⟨

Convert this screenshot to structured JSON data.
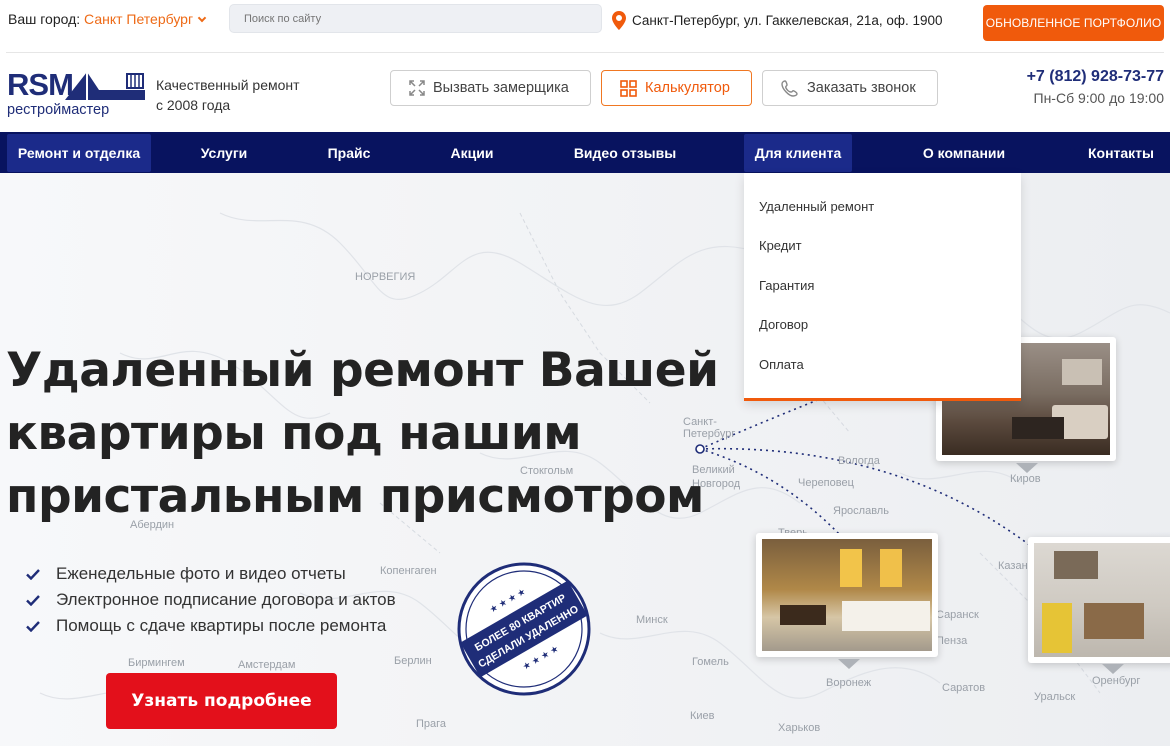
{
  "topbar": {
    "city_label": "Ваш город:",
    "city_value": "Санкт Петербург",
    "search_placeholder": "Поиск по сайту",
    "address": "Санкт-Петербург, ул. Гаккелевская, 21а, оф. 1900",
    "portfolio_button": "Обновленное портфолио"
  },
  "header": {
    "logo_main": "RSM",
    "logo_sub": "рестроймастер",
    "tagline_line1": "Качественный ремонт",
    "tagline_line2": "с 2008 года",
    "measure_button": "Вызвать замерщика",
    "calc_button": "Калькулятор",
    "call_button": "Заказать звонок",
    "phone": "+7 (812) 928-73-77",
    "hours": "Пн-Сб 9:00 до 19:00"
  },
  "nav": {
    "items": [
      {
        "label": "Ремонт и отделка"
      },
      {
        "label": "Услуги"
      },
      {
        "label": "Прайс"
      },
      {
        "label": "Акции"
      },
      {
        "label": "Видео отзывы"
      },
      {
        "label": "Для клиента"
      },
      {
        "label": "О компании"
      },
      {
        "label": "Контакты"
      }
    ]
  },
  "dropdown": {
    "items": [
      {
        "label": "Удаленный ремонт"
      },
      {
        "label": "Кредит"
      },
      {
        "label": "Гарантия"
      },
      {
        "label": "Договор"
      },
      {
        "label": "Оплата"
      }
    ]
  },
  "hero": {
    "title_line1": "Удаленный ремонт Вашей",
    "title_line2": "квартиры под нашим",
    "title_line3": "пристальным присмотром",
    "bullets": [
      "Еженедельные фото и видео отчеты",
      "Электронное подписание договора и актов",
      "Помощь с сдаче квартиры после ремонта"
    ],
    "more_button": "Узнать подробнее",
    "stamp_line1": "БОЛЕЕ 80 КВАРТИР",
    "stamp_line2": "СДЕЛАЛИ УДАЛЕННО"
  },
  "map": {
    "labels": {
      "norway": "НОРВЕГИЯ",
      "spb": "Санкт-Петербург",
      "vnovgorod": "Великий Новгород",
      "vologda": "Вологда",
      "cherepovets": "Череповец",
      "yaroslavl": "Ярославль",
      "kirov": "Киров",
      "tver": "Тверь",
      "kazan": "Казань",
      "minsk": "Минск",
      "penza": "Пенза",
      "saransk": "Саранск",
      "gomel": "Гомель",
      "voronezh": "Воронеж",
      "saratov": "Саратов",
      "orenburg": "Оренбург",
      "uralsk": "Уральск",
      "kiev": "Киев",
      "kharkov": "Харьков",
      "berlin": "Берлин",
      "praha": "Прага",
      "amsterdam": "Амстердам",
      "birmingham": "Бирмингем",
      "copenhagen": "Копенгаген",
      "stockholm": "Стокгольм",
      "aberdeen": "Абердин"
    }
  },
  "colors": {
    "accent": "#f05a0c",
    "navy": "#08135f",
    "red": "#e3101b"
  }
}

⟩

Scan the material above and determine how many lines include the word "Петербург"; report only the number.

▶ _Response area_: 3